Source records
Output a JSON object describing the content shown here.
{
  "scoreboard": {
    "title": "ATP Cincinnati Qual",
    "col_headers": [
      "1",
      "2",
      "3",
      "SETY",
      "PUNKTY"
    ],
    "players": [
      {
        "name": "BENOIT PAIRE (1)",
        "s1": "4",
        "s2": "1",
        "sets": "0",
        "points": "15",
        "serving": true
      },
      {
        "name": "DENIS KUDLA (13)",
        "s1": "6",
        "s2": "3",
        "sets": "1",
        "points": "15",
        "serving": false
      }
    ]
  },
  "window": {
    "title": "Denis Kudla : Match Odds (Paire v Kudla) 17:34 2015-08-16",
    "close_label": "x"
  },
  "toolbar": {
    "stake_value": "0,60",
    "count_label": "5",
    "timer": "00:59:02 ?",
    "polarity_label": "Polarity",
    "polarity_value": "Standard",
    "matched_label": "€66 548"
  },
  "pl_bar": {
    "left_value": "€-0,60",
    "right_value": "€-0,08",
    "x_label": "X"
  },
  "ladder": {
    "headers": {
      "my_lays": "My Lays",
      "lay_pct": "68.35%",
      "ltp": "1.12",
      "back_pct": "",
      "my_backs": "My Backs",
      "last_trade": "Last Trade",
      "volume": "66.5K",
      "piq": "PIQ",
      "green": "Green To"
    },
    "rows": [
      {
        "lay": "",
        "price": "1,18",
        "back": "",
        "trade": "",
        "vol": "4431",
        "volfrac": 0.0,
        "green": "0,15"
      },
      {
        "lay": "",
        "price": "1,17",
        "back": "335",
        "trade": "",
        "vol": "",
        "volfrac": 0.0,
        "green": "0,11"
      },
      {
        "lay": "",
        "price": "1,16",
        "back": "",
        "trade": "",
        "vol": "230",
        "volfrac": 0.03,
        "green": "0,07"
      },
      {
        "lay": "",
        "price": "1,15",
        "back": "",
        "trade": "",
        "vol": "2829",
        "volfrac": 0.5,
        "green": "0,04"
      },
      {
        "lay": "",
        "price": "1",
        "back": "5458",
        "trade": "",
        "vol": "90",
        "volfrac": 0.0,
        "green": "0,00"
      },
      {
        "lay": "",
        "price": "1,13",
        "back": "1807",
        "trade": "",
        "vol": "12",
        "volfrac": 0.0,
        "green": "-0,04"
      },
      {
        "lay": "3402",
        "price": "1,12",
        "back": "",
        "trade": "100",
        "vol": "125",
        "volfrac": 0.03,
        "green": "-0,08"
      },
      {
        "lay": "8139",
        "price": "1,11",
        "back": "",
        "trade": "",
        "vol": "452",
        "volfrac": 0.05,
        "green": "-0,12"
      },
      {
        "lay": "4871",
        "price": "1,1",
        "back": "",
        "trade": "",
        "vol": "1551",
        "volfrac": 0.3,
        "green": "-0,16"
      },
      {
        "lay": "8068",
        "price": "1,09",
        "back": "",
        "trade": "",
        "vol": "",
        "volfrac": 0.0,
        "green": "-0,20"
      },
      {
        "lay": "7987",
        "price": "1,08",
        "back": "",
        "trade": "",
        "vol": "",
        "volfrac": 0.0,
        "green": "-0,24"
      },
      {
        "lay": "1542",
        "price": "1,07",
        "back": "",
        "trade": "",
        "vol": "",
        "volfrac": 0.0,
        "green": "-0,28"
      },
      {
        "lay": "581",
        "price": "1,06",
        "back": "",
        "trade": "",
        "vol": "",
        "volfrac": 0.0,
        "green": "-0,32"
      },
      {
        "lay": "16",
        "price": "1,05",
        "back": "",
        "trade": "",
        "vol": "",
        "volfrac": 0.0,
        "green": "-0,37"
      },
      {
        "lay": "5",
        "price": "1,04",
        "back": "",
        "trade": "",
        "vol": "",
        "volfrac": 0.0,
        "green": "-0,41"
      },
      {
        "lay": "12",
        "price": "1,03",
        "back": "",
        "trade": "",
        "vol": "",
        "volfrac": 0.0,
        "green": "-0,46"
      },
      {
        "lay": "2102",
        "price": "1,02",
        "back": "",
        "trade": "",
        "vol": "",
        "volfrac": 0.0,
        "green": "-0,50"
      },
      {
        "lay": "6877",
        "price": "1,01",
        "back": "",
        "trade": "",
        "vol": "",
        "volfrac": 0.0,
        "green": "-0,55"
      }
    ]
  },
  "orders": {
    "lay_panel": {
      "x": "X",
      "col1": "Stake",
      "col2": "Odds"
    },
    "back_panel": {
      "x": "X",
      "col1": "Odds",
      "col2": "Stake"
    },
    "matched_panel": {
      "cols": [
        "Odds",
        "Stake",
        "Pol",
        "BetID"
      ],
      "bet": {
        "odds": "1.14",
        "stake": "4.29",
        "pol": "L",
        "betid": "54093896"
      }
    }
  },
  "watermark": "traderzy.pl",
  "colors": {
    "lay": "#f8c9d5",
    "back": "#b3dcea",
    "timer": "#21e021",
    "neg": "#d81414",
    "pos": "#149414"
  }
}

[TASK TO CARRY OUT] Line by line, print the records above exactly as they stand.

[SOLUTION TO THIS PROBLEM]
Output a JSON object describing the content shown here.
{
  "scoreboard": {
    "title": "ATP Cincinnati Qual",
    "col_headers": [
      "1",
      "2",
      "3",
      "SETY",
      "PUNKTY"
    ],
    "players": [
      {
        "name": "BENOIT PAIRE (1)",
        "s1": "4",
        "s2": "1",
        "sets": "0",
        "points": "15",
        "serving": true
      },
      {
        "name": "DENIS KUDLA (13)",
        "s1": "6",
        "s2": "3",
        "sets": "1",
        "points": "15",
        "serving": false
      }
    ]
  },
  "window": {
    "title": "Denis Kudla : Match Odds (Paire v Kudla) 17:34 2015-08-16",
    "close_label": "x"
  },
  "toolbar": {
    "stake_value": "0,60",
    "count_label": "5",
    "timer": "00:59:02 ?",
    "polarity_label": "Polarity",
    "polarity_value": "Standard",
    "matched_label": "€66 548"
  },
  "pl_bar": {
    "left_value": "€-0,60",
    "right_value": "€-0,08",
    "x_label": "X"
  },
  "ladder": {
    "headers": {
      "my_lays": "My Lays",
      "lay_pct": "68.35%",
      "ltp": "1.12",
      "back_pct": "",
      "my_backs": "My Backs",
      "last_trade": "Last Trade",
      "volume": "66.5K",
      "piq": "PIQ",
      "green": "Green To"
    },
    "rows": [
      {
        "lay": "",
        "price": "1,18",
        "back": "",
        "trade": "",
        "vol": "4431",
        "volfrac": 0.0,
        "green": "0,15"
      },
      {
        "lay": "",
        "price": "1,17",
        "back": "335",
        "trade": "",
        "vol": "",
        "volfrac": 0.0,
        "green": "0,11"
      },
      {
        "lay": "",
        "price": "1,16",
        "back": "",
        "trade": "",
        "vol": "230",
        "volfrac": 0.03,
        "green": "0,07"
      },
      {
        "lay": "",
        "price": "1,15",
        "back": "",
        "trade": "",
        "vol": "2829",
        "volfrac": 0.5,
        "green": "0,04"
      },
      {
        "lay": "",
        "price": "1",
        "back": "5458",
        "trade": "",
        "vol": "90",
        "volfrac": 0.0,
        "green": "0,00"
      },
      {
        "lay": "",
        "price": "1,13",
        "back": "1807",
        "trade": "",
        "vol": "12",
        "volfrac": 0.0,
        "green": "-0,04"
      },
      {
        "lay": "3402",
        "price": "1,12",
        "back": "",
        "trade": "100",
        "vol": "125",
        "volfrac": 0.03,
        "green": "-0,08"
      },
      {
        "lay": "8139",
        "price": "1,11",
        "back": "",
        "trade": "",
        "vol": "452",
        "volfrac": 0.05,
        "green": "-0,12"
      },
      {
        "lay": "4871",
        "price": "1,1",
        "back": "",
        "trade": "",
        "vol": "1551",
        "volfrac": 0.3,
        "green": "-0,16"
      },
      {
        "lay": "8068",
        "price": "1,09",
        "back": "",
        "trade": "",
        "vol": "",
        "volfrac": 0.0,
        "green": "-0,20"
      },
      {
        "lay": "7987",
        "price": "1,08",
        "back": "",
        "trade": "",
        "vol": "",
        "volfrac": 0.0,
        "green": "-0,24"
      },
      {
        "lay": "1542",
        "price": "1,07",
        "back": "",
        "trade": "",
        "vol": "",
        "volfrac": 0.0,
        "green": "-0,28"
      },
      {
        "lay": "581",
        "price": "1,06",
        "back": "",
        "trade": "",
        "vol": "",
        "volfrac": 0.0,
        "green": "-0,32"
      },
      {
        "lay": "16",
        "price": "1,05",
        "back": "",
        "trade": "",
        "vol": "",
        "volfrac": 0.0,
        "green": "-0,37"
      },
      {
        "lay": "5",
        "price": "1,04",
        "back": "",
        "trade": "",
        "vol": "",
        "volfrac": 0.0,
        "green": "-0,41"
      },
      {
        "lay": "12",
        "price": "1,03",
        "back": "",
        "trade": "",
        "vol": "",
        "volfrac": 0.0,
        "green": "-0,46"
      },
      {
        "lay": "2102",
        "price": "1,02",
        "back": "",
        "trade": "",
        "vol": "",
        "volfrac": 0.0,
        "green": "-0,50"
      },
      {
        "lay": "6877",
        "price": "1,01",
        "back": "",
        "trade": "",
        "vol": "",
        "volfrac": 0.0,
        "green": "-0,55"
      }
    ]
  },
  "orders": {
    "lay_panel": {
      "x": "X",
      "col1": "Stake",
      "col2": "Odds"
    },
    "back_panel": {
      "x": "X",
      "col1": "Odds",
      "col2": "Stake"
    },
    "matched_panel": {
      "cols": [
        "Odds",
        "Stake",
        "Pol",
        "BetID"
      ],
      "bet": {
        "odds": "1.14",
        "stake": "4.29",
        "pol": "L",
        "betid": "54093896"
      }
    }
  },
  "watermark": "traderzy.pl",
  "colors": {
    "lay": "#f8c9d5",
    "back": "#b3dcea",
    "timer": "#21e021",
    "neg": "#d81414",
    "pos": "#149414"
  }
}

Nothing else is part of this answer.